We long to be more wise in hindsight of our own disasters, yet we still don’t always embrace that wisdom when a new situation presents itself that requires a do or don’t decision. Something that we want, that we know we want for the wrong reasons, despite our intuition and spiritual advancements.
Ah ‘reason’. That human ability to make right seem wrong, and wrong seem attractive. To work through a challenging situation and come out with just enough brownie points to tip the scales in your ‘favour’. Perhaps even for a while quieting that sick feeling that you might be acting like an idiot, and the worse feeling that you know you are.
We live (mostly) and learn (sometimes) from our mistakes. But sometimes you can be so aware that a potential upcoming decision is such a major fork in the road, that no amount of reason or thought arrangement, can quell that sick feeling. It’s not a matter of hurting animals or stealing money from an old lady, it’s just your future. The next how ever many years playing out either one way, or another. Both hold some happiness, but one holds more, and the freedom to be fully authentic.

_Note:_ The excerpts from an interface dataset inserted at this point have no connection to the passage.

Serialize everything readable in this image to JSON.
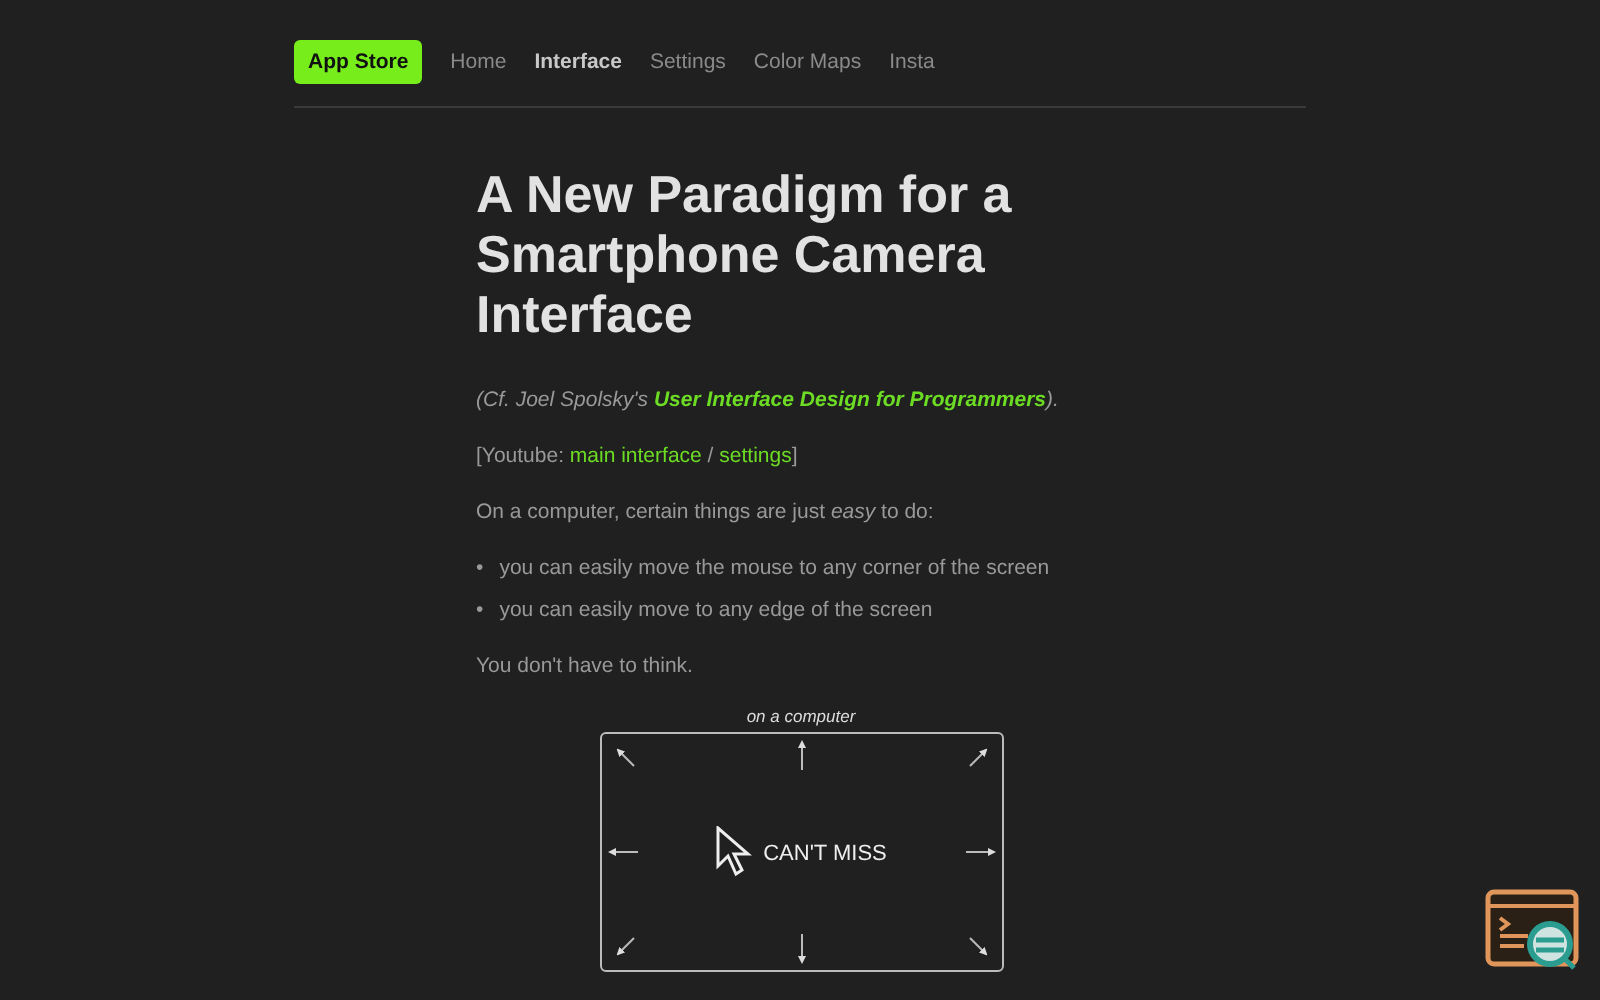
{
  "nav": {
    "brand": "App Store",
    "items": [
      {
        "label": "Home",
        "selected": false
      },
      {
        "label": "Interface",
        "selected": true
      },
      {
        "label": "Settings",
        "selected": false
      },
      {
        "label": "Color Maps",
        "selected": false
      },
      {
        "label": "Insta",
        "selected": false
      }
    ]
  },
  "article": {
    "title": "A New Paradigm for a Smartphone Camera Interface",
    "paragraphs": [
      {
        "kind": "citation",
        "parts": [
          {
            "text": "(Cf. Joel Spolsky's ",
            "link": false
          },
          {
            "text": "User Interface Design for Programmers",
            "link": true
          },
          {
            "text": ").",
            "link": false
          }
        ]
      },
      {
        "kind": "plain",
        "parts": [
          {
            "text": "[Youtube: ",
            "link": false
          },
          {
            "text": "main interface",
            "link": true
          },
          {
            "text": " / ",
            "link": false
          },
          {
            "text": "settings",
            "link": true
          },
          {
            "text": "]",
            "link": false
          }
        ]
      },
      {
        "kind": "plain",
        "parts": [
          {
            "text": "On a computer, certain things are just *easy* to do:",
            "link": false
          }
        ]
      }
    ],
    "bullets": [
      {
        "marker": "•",
        "text": "you can easily move the mouse to any corner of the screen"
      },
      {
        "marker": "•",
        "text": "you can easily move to any edge of the screen"
      }
    ],
    "closing": "You don't have to think.",
    "figure": {
      "caption": "on a computer",
      "label": "CAN'T MISS"
    }
  }
}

Still, it’s possible no one else would know. You’ve been there before. Heck you probably still have the lines from the scenes the last time you played the role. All those other happy people, living their lives through work, family, kids, hobbies. How many of them read from their scripts everyday, blissfully unaware they have the wrong one. That they were born for a different role altogether. You were one of them, and you eventually hated it.
So why the reluctance to embrace the alternative path now? Is it because the script is partially unwritten so you are unsure how the story ends? But that’s the thing of being authentic in life, it doesn’t matter if you don’t really know what you are going to say or do tomorrow… In just being free to be you, what comes to you, is what’s right for you, and everyone else your life affects for the rest of their lives too.
It’s a little upside down. The more authentic and wise we are, the less road maps and scripts we need. In worrying about what we will do or say about right and wrong, we start to tie the hand intuition has in our everyday lives. In thinking more about the consequences, we use fear to shackle ourselves to doing the ‘right’ thing so we don’t get hurt or mostly ‘found out’. We need those scripts to feed ourselves, and we starve our inbuilt radars which are far more accurate in such matters.
Our openess and fearlessness of who we are without preconceptions or ego, provides us a blank slate of possibilities that are all perfect at the right time. Truly knowing right from wrong depends on it, as does the courage to choose the right path every time.
Although it does seem to me that the wiser we are, the less choices we have to make. Those paths that lead to “I told you so” don’t even show up on our GPS. They just don’t exist because we would never be tempted to choose them. Life can become a clear path when we focus on who we truly are and want to become. Our talents and gifts become real to us and we use them to bring joy to ourselves and others. We see the trees and flowers along the way, not the pitfalls and bear traps. The path becomes a country lane in the sun, not a bumpy road of noise and chaos.
It’s about focus. Not ‘what will happen if I do this?’ but ‘who am I?’ The latter solves a whole lot more than the former. Of course I do expect to say “I told you do” for many years to come. But maybe every year, I’ll shake my head at myself a little less.